The answer must consist of each line below that contains the word "time", copied in full.

▸ DATA SHOWN
+++

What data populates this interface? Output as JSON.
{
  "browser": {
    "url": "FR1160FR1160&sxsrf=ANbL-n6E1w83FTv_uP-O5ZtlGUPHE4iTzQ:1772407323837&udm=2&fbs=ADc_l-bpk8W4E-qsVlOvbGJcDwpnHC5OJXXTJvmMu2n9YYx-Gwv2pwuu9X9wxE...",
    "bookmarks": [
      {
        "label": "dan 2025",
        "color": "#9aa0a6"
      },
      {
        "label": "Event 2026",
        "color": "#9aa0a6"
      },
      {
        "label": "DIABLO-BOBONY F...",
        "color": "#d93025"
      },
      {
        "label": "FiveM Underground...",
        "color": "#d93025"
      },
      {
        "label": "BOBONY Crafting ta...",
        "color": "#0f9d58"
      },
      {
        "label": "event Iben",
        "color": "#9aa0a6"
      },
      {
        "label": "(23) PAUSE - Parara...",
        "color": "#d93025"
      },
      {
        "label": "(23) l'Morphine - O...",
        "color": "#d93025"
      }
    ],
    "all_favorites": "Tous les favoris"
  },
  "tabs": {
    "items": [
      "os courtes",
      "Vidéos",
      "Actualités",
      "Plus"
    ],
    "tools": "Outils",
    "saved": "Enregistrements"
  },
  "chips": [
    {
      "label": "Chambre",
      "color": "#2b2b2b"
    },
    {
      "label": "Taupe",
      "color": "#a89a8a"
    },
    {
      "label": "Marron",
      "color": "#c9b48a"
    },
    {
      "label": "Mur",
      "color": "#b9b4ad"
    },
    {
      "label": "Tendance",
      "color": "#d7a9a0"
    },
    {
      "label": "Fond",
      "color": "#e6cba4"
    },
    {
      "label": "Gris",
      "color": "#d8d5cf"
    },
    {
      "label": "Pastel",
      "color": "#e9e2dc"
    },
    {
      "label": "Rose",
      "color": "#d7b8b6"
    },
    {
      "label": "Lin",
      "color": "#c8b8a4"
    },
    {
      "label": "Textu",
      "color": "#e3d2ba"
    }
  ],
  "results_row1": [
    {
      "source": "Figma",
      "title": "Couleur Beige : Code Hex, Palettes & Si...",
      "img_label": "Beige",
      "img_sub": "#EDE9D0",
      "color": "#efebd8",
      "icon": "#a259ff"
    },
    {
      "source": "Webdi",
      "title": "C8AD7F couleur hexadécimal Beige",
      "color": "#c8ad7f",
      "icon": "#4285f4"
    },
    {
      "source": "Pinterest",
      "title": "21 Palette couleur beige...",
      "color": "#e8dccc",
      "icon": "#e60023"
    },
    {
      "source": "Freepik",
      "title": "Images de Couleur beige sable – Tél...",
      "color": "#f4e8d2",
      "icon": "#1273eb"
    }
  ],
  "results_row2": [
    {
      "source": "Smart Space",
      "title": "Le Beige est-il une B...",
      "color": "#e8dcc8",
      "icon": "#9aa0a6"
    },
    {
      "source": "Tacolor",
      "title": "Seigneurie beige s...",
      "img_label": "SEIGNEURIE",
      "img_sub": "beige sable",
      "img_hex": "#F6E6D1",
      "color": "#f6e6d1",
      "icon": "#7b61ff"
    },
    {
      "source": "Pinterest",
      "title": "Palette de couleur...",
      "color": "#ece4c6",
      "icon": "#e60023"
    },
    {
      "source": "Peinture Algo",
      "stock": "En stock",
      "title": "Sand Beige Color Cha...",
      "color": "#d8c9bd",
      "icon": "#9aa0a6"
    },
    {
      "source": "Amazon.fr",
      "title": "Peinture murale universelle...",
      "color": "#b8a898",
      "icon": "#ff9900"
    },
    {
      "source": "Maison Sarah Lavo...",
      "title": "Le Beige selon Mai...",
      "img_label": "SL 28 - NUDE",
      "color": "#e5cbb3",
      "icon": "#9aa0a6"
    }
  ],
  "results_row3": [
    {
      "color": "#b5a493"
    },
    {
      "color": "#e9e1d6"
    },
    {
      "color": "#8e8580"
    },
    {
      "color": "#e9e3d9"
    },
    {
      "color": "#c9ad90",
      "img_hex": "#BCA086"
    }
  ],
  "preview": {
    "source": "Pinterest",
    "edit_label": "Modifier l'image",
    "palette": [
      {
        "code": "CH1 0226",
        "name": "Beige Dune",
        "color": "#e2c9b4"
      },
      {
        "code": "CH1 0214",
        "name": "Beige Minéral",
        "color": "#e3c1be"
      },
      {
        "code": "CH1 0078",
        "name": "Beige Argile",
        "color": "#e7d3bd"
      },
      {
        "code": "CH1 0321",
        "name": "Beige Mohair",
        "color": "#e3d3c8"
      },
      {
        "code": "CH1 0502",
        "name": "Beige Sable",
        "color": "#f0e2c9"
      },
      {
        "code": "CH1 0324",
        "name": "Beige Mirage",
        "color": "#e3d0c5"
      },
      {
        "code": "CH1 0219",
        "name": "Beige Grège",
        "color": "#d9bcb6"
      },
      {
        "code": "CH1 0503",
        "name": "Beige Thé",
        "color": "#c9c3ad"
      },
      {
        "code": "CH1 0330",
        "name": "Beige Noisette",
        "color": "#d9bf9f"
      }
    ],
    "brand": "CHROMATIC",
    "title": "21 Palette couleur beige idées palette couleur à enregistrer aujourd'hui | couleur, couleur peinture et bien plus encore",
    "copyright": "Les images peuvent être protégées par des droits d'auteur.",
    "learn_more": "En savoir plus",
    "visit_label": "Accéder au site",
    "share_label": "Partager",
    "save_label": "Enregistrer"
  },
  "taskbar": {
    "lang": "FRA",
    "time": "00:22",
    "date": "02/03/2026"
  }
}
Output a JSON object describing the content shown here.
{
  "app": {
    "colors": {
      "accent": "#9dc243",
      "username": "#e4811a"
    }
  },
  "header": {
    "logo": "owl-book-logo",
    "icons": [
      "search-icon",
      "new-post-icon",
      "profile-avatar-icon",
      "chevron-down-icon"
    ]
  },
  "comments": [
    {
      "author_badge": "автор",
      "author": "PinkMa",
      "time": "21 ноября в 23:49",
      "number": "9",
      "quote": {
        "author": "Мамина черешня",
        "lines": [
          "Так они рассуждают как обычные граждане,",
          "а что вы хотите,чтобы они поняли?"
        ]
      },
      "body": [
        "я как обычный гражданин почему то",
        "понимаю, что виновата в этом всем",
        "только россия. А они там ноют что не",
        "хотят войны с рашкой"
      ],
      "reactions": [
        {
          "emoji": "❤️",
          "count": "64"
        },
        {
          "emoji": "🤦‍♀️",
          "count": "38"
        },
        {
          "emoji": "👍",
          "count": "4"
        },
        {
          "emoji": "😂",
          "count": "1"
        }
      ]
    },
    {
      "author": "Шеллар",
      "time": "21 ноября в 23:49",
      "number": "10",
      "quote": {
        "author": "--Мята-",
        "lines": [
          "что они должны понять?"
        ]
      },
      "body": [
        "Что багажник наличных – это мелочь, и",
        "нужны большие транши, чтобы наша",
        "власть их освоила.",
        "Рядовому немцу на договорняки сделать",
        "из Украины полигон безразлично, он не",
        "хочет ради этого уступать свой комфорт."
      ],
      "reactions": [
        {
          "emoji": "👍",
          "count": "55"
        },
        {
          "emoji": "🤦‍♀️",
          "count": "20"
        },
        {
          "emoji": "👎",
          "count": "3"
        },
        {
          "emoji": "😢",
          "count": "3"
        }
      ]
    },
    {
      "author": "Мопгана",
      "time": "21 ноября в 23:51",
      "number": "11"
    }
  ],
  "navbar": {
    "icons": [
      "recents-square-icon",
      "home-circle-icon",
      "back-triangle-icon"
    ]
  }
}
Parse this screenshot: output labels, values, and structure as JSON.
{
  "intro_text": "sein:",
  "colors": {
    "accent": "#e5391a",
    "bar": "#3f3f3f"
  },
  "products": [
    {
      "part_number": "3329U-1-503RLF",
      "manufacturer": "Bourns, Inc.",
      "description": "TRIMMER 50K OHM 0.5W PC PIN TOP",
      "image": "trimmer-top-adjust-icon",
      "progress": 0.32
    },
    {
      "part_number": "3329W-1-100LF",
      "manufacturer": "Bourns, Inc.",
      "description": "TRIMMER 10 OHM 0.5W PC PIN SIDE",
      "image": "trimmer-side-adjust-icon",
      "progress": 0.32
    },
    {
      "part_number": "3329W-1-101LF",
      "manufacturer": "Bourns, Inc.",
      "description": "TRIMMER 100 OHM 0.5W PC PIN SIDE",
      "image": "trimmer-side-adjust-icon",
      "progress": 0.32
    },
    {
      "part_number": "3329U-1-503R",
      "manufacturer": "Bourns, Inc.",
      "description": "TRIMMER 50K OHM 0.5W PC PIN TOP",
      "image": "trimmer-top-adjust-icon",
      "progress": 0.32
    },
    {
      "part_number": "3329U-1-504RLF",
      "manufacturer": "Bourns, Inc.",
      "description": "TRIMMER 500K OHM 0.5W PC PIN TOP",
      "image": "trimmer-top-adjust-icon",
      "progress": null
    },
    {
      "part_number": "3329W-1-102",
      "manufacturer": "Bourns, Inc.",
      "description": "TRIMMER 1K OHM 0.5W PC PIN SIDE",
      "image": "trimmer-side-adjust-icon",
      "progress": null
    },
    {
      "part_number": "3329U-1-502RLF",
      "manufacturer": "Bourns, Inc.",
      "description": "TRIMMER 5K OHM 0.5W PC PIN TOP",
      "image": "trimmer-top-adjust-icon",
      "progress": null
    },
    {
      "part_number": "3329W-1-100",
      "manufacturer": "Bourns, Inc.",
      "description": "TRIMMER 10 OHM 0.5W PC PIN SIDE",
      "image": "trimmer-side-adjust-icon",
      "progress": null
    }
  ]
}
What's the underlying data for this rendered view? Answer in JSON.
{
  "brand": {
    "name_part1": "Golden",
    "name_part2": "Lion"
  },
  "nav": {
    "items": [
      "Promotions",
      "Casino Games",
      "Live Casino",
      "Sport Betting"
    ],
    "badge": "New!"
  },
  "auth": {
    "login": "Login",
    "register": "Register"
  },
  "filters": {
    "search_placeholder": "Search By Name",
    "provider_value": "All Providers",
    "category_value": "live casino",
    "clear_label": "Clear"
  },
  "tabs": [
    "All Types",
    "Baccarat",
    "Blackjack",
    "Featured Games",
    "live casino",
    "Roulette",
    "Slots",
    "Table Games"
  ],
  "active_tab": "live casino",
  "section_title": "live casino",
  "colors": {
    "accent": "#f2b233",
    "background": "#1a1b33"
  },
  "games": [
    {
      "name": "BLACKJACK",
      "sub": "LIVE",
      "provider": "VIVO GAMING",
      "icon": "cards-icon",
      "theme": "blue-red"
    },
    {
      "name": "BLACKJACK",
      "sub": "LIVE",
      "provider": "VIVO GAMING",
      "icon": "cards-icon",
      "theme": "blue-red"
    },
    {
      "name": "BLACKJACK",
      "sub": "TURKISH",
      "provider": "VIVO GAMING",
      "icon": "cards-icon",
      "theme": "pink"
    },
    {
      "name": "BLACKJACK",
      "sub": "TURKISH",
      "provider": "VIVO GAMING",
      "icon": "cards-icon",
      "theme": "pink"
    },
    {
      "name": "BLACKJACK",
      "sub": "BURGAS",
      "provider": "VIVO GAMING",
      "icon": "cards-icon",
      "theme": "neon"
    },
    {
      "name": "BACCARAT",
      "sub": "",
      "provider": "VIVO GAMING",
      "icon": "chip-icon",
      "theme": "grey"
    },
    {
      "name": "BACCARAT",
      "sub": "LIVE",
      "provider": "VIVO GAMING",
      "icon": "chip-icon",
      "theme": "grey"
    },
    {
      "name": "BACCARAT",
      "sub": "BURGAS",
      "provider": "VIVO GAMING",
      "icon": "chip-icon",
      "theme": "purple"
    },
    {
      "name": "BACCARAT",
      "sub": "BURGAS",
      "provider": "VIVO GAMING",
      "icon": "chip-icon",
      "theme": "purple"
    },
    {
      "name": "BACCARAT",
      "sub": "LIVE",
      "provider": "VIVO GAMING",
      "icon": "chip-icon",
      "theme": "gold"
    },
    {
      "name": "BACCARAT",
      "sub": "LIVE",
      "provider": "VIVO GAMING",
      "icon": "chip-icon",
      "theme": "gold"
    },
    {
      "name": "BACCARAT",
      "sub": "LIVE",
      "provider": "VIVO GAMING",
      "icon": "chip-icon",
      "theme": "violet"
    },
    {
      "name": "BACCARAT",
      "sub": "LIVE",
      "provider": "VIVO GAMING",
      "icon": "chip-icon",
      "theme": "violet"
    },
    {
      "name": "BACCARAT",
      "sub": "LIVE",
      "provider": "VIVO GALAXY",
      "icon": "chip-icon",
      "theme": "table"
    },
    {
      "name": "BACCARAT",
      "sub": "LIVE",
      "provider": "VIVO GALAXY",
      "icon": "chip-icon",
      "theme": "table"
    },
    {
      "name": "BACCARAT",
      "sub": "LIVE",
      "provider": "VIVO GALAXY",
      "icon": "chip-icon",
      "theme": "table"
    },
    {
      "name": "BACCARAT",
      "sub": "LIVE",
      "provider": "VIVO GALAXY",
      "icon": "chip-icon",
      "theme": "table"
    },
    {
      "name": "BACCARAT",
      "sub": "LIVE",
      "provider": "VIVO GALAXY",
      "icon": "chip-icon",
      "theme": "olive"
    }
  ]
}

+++

▸ WRITTEN SOLUTION
    "time": "00:22",
      "time": "21 ноября в 23:49",
      "time": "21 ноября в 23:49",
      "time": "21 ноября в 23:51",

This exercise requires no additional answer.